Oregon State Universitys brilliant football team of 2000 was tainted by the actions of two of its players even before the season began.
Robert Prescott and Alton Junior Adams, receivers on the Beaver football squad that finished 11-1 with the best record in school history, were convicted of felony assault last week in a Corvallis courtroom.
Prescott and Adams were found guilty of recklessly endangering another person and disorderly conduct in connection with a keg party that occurred at a house near the campus on July 22.
To put it simply, Adams became drunk and belligerent, and another man at the party, Victor Becerra, asked Prescott to calm Adams down. Becerra and Prescott squared off, and a fight ensued that involved other people. In the process, Becerra sustained multiple cuts, bruises and a broken nose.

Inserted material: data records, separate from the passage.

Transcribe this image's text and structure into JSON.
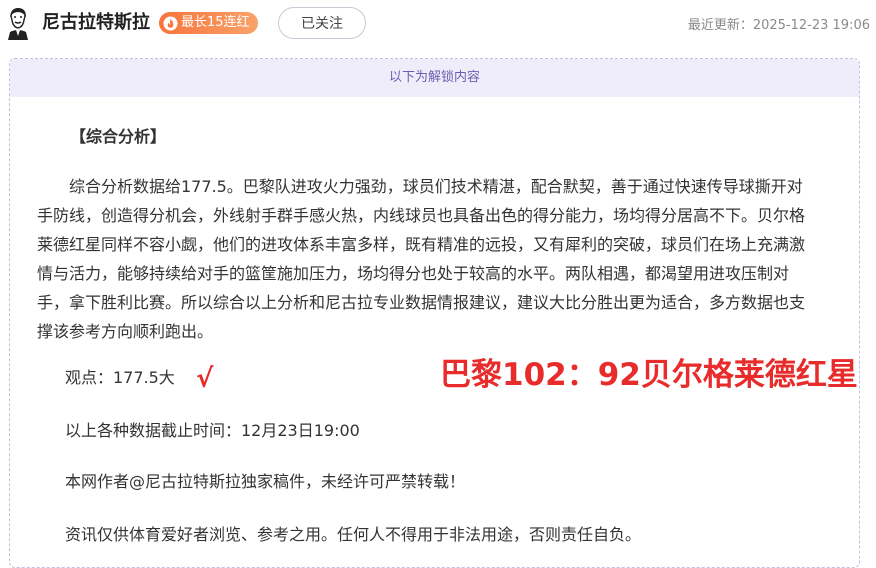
{
  "header": {
    "author_name": "尼古拉特斯拉",
    "streak_badge": "最长15连红",
    "follow_button": "已关注",
    "update_label": "最近更新：",
    "update_time": "2025-12-23 19:06"
  },
  "content": {
    "unlock_banner": "以下为解锁内容",
    "section_title": "【综合分析】",
    "analysis_paragraph": "综合分析数据给177.5。巴黎队进攻火力强劲，球员们技术精湛，配合默契，善于通过快速传导球撕开对手防线，创造得分机会，外线射手群手感火热，内线球员也具备出色的得分能力，场均得分居高不下。贝尔格莱德红星同样不容小觑，他们的进攻体系丰富多样，既有精准的远投，又有犀利的突破，球员们在场上充满激情与活力，能够持续给对手的篮筐施加压力，场均得分也处于较高的水平。两队相遇，都渴望用进攻压制对手，拿下胜利比赛。所以综合以上分析和尼古拉专业数据情报建议，建议大比分胜出更为适合，多方数据也支撑该参考方向顺利跑出。",
    "viewpoint": "观点：177.5大",
    "checkmark": "√",
    "score_overlay": "巴黎102：92贝尔格莱德红星",
    "cutoff_time": "以上各种数据截止时间：12月23日19:00",
    "copyright_notice": "本网作者@尼古拉特斯拉独家稿件，未经许可严禁转载！",
    "disclaimer": "资讯仅供体育爱好者浏览、参考之用。任何人不得用于非法用途，否则责任自负。"
  },
  "colors": {
    "accent_red": "#e82b2b",
    "badge_orange": "#f8743a",
    "banner_bg": "#efedfa",
    "banner_text": "#6a5fb0"
  },
  "icons": {
    "avatar": "tesla-portrait-avatar",
    "badge": "flame-icon"
  }
}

The OSU athletic program handled the situation well from the beginning. Prescott, Adams and another football player at the party, James Newson, were suspended for the first three games of the season. (Newson was acquitted of the charges.)

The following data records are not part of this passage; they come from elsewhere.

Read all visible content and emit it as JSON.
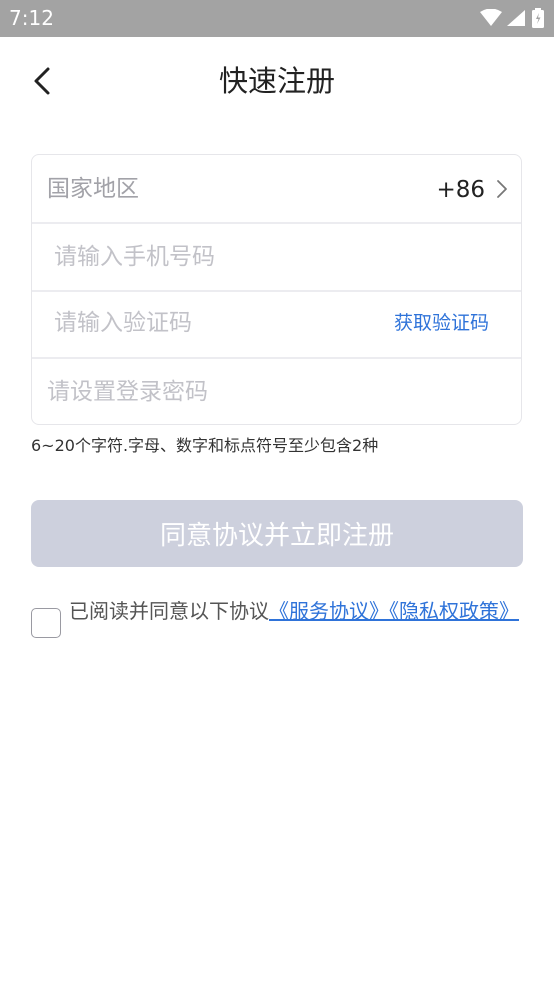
{
  "status": {
    "time": "7:12"
  },
  "header": {
    "title": "快速注册"
  },
  "form": {
    "country_label": "国家地区",
    "country_code": "+86",
    "phone_placeholder": "请输入手机号码",
    "code_placeholder": "请输入验证码",
    "get_code_label": "获取验证码",
    "password_placeholder": "请设置登录密码"
  },
  "hint": "6~20个字符.字母、数字和标点符号至少包含2种",
  "submit_label": "同意协议并立即注册",
  "agreement": {
    "prefix": "已阅读并同意以下协议",
    "service_link": "《服务协议》",
    "privacy_link": "《隐私权政策》",
    "checked": false
  },
  "colors": {
    "status_bar": "#a3a3a3",
    "accent": "#2f73d9",
    "button_disabled": "#cdd0dd"
  }
}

Prescott and Adams had a choice in July. They could have avoided the party. They could have elected to drink moderately or not drink at all. They could have backed away when they saw the situation involving Becerra was getting heated, even if there was some provocation.
Athletes, at all levels of competition, must understand that rules must be followed both on and off the field or court. The OSU players involved in the fracas dishonored themselves, their school and its athletic program, and stole some of the thunder away from their successful football team.
Congress and big business need a clear message on worker health: It is not an option. And emphasizing it will save money in the long run.
Some 1.8 million workers in the United States have ergonomics-related injuries. Of these, about a third miss work each year as a result.
Word leaked last week that Senate Republicans are hoping to overturn Clinton administration rules protecting against workplace injuries caused by repetitive motion. Businesses have until October to comply with the laws, which could require altering work stations, redesigning facilities or changing tools and equipment.
Ergonomics are important to working people and to employers. OSHA estimates the new rules would cost businesses about $4.5 billion in compliance costs, but result in $9 billion in benefits through a reduction of injuries. Some businesses disagree, saying compliance costs will be much higher. A compromise is needed that protects workers while still allowing businesses healthy profits.